With the buying season just around the corner, the National Association of Home Builders has studied the March housing starts data and sees improving signals.
Led by a 6% rise in single-family starts, nationwide housing production rose 2.8% above an upwardly revised February rate of 920,000 to a seasonally adjusted annual rate of 946,000 units in March, according to the figures from the U.S. Census Bureau.
“We see improving signs of new-home construction as we move into the spring buying season,” said Kevin Kelly, chairman of the National Association of Home Builders (NAHB) and a home builder and developer from Wilmington, Del. “The strongest recovery is in the Northeast and Midwest, where builders were hampered by severe winter weather earlier in the year.”
The March report "is in line with our forecast of a gradual strengthening in the housing sector in 2014,” said NAHB Chief Economist David Crowe. “However, several uncertainties including tight credit conditions for home buyers and erratic job growth are making builders cautious about getting ahead of demand.”
Single-family housing starts rose 6% to a seasonally adjusted annual rate of 635,000 units in March, while multifamily starts fell 6.1% to 292,000 units.
Regionally in March, combined single- and multifamily housing production rose strongly in the Northeast and Midwest with gains of 30.7% and 65.5%, respectively, but fell 9.1% and 4.5% in the South and West, respectively.
Overall permit issuance fell 2.4% to 990,000 units in March.

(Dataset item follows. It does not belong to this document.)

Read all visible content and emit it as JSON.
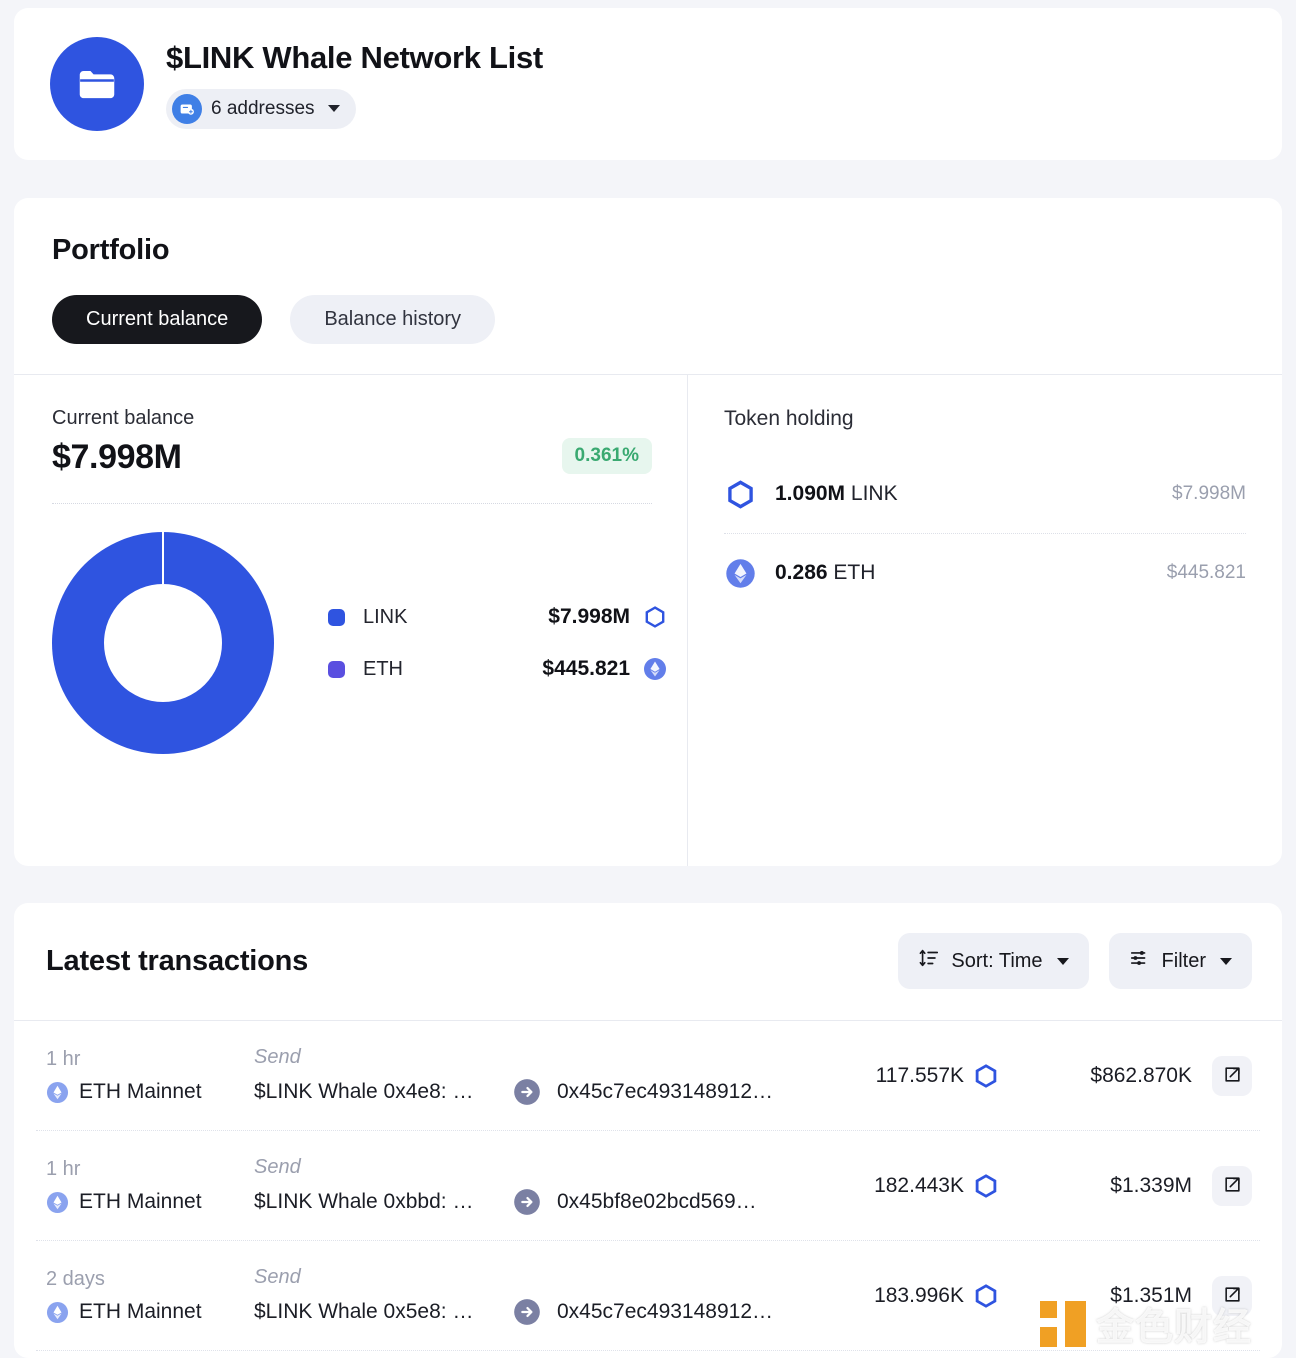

The Northeast and Midwest posted gains of 33.3% and 26%, respectively, while the West was unchanged and the South posted a 17.1% decline.